Liberia’s Supreme Court is expected to make a crucial decision today, Friday, 30 November in Associate Justice Kabineh M. Ja’neh’s petition for a writ of prohibition against his impeachment by the Legislature.
The House of Representatives has crafted and passed an impeachment bill against Justice Ja’neh, and he is due to face impeachment trial at the Liberian Senate after several months of legal battle if majority of his colleagues vote against his request.
His impeachment comes following accusations levied by ruling party Coalition for Democratic Change (CDC representatives Acarus Gray and Thomas Fallah for alleged proved misconduct and abuse of judicial description.
Through his lawyer Cllr.
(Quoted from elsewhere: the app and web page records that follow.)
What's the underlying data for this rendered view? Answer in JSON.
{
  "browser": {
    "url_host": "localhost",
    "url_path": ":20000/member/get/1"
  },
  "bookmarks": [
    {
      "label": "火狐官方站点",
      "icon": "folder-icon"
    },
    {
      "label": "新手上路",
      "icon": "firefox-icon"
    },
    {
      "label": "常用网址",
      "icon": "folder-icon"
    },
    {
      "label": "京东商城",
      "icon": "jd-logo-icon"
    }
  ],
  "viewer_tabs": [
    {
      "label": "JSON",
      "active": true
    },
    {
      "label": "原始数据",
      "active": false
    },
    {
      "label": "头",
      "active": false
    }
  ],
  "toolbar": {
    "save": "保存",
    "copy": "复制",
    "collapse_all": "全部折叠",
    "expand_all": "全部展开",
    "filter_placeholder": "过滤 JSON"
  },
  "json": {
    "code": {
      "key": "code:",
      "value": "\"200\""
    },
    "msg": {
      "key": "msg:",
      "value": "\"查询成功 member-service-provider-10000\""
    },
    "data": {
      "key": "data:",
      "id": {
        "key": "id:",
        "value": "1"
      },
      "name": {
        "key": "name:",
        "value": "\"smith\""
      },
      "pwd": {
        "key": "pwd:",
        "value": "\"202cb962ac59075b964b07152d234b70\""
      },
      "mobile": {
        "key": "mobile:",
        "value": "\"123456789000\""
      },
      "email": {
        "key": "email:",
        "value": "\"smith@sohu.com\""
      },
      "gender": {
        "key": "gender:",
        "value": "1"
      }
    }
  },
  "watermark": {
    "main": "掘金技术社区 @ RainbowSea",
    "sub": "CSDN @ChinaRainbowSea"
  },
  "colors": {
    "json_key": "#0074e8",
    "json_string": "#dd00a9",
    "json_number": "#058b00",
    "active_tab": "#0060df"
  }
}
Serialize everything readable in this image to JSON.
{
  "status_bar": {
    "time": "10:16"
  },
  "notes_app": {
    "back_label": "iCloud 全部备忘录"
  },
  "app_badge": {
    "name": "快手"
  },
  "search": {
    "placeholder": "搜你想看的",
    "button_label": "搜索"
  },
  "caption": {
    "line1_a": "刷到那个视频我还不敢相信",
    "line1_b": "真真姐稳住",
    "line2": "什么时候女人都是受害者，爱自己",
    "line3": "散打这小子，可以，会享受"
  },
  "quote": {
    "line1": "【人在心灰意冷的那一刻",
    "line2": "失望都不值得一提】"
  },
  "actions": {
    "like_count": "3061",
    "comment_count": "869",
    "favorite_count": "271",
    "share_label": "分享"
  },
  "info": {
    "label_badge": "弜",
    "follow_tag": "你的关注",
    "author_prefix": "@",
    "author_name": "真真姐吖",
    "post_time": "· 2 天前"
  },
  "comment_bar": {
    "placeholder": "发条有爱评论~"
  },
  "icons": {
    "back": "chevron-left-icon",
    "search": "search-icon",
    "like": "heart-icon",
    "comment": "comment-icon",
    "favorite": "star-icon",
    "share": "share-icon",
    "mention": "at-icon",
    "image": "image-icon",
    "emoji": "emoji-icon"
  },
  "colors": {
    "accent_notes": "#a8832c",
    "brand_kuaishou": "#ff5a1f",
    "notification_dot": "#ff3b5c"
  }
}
Arthur T. Johnson, Justice Ja’neh challenges the impeachment process as illegal, requesting the Supreme Court to step in and issue a prohibition to prevent his removal from the bench.
In the first vote among four Justices on the bench inclusive of Chief Justice Francis S. Korkpor, Sr., the vote was evenly divided two against two, prompting President George Manneh Weah’s appointment of an Ad – hoc Justice J. Boima Kontoe to break the tie.
Justice Ja’neh’s contention is that the lawmakers are proceeding outside of Constitutional requirement in Article 43 that says the Legislature shall prescribe procedure for impeachment.
He says the lawmakers are proceeding without rules and he wants the impeachment process to be prohibited by the Court.
Based on his complaint against the lawmakers, the Supreme Court issued a stay order and cited the House to a hearing in the case.
But the lawmakers defiantly said they could not honor the Court’s intervention and ordered the Supreme Court to vacate its writ to avoid embarrassment.
True to their words they did not appear at the hearing, but the Court dramatically witnessed the Executive branch’s legal arm, the Ministry of Justice that it invited to argue on the side of the law, later announcing that it was representing the defiant lawmakers.
The Justice Ministry insists that there is no violation of the law, accusing Justice Ja’neh of seeking to prevent the lawmakers from exercising their duty.
In relation to the same case, the Supreme Court has heard arguments on a petition by four Senators that are requesting the Court to declare as unconstitutional, the action of their majority colleagues to amend Rule 63 of the Senate’s Standing rules so as to impeach Justice Ja’neh.
Through their lawyer Cllr. Tiawon Gongloe, the minority Senators are arguing on the basis of Article 43 and Article 29 of the Constitution, accusing their colleagues in the majority of violating the law.
But in their counterargument, the majority Senators, through their lawyer Sen. Sherman say there is no violation of the law.
Sen. Sherman says the four senators are giving the impression that the mandate that “the Legislature shall prescribe” procedure implies that both the House of Representatives and the Senate shall sit in one room and vote on the mater.
“No your honor, every Legislation begins in committee room,” he argues, emphasizing further that with the exception of revenue generation which must begin at the House for Senate’s concurrence, everything else can start from any of the two houses.The ruling is expected at 10:00 AM at the Supreme Court of Liberia, Temple of Justice.
By Winston W. Parley–Edited by Othello B. Garblah